Lofty claims, but not bad for $20 3 Stars

Back in July of this year, I was sent a press release that announced the availability of Mixcder HD901 Bluetooth Headphones. The headline on the release stated that they were “the lightest, most comfortable, lowest cost foldable Hi-Fi wireless headphones on the market.” That is a pretty bold and lofty claim, so when I was offered the chance to review these headphones, I jumped at the opportunity.

When I’m not maintaining computers at a local accounting office or reviewing movies here at Home Theater Forum, I’m usually outside maintaining the yards at the two properties my wife and I own. To keep myself from getting bored while weeding, I like to listen to music or podcasts on a pair of headphones so as not to disturb the neighbors. I can’t wear traditional earbuds, as they often just fall out of my ears with any sort of head movement, and over the ear headphones are often heavy and bulky, and again usually fall off my head when leaning over. When cleaning around the house, I usually wear my Plantronics Backbeat Pro Noise Cancelling Wireless headphones, which sound great but would hate for them to fall into the dirt or even worse, a trash can full of leaves and other debris. I do have a pair of Bluetooth earbuds that have hooks to help keep them on my ears, but they still pop out of my ear canal. So, when the Mixcder HD901’s arrived, I was eager to give them a try.

Inside the box, I found the headphones folded up rather compactly. Picking them up, I found them to be true to at least part of their claim – these certainly were lightweight for a pair of wireless headphones. I also found a short 2 foot micro-USB to USB charging cable, a 4 foot male to male 3.5mm headphone cable, and a small instruction manual. Sadly, a USB to AC adapter was not included. I then proceeded to charge the headphones overnight.
The next morning, after being fully charged, I followed the instructions to pair the headphones to my smart phone, which were a bit difficult to follow – Press the power button for 2 seconds. And please wait for 10 seconds. Was I supposed to continue holding the power button?

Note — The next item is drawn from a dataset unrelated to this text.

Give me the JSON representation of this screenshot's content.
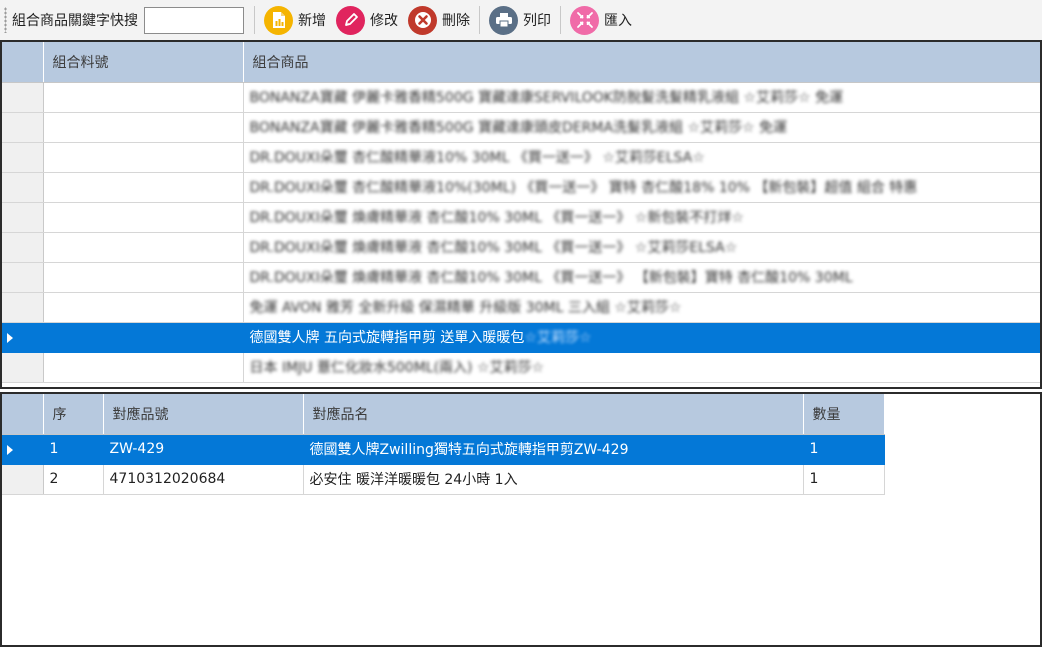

Apparently not, since I released the power  button when the female voice said “Power On,” and then within 10 seconds after that, she said “Pairing.” I selected “Mixcder HD901” from the list of devices, and was then greeted with the prompt “Connected.” I then placed the headphones over my ears and adjusted them accordingly. The fit was snug but not uncomfortable. I then proceeded to play some of my favorite music tracks. Let’s face it, these are basically $20 Bluetooth headphones, so my expectations were not very high to begin with. The sound was muddy, with an emphasis on low frequencies and almost no highs. I then began playing with the graphic equalizer within the music player app on my phone, boosting the high and mid-range frequencies, and things improved to a more acceptable level for casual background listening, but nothing I would call outstanding. Now to do some gardening… I listened to my playlists while weeding, raking, shoveling, etc. for close to four hours and these headphones never fell off. The earcups, though, caused my ears and surrounding area on my head to sweat, so when I finally removed them at the end of my gardening session, I needed to wipe the earcups with a cloth until they were dry. These are not active noise canceling by any means, either through listening or speaking, as these can be used to answer phone calls. Phone call quality was average, with the person on the other end able to understand me, but they said that I sounded rather distant.

The headphones do support Bluetooth v4.2, and range is fairly decent (although nowhere near the coverage range of my Plantonics). One thing I found rather nice was the inclusion of a slot to accept a TF card (what we Americans refer to as a microSD card) loaded with mp3 files, but getting the headphones to switch from Bluetooth to TF card by pressing the power button twice (as indicated in the user manual) rarely worked. I found that by removing the card and then re-inserting it forced the headphones to switch over to the storage device. The card is spring loaded, so place your other hand over the slot or the tiny card will go flying across the room, possibly to be lost forever. The other downside to using a TF card is that the headphones do not have any built-in Eq to compensate for the clipped high frequencies. I do like the option of using a card, though, especially for a long trip and you don’t want to have the headphones connected to your smart phone, either wirelessly or wired (there is a 3.5mm input on the headphones, as well).

Does the Mixcder HD90 headphones live up to their hype? Yes and no. Given the $20 price tag, these are not bad for working in the yard or going for walks, provided your music app has DSP or Eq settings to compensate for the poor sound quality. Would I use these for everyday listening? Not likely. At $20, I see these as a cheap alternative to my more expensive and better quality headphones without having to worry about them getting damaged or destroyed while working in the yard, but would not use them for any serious listening.

Published by

Todd Erwin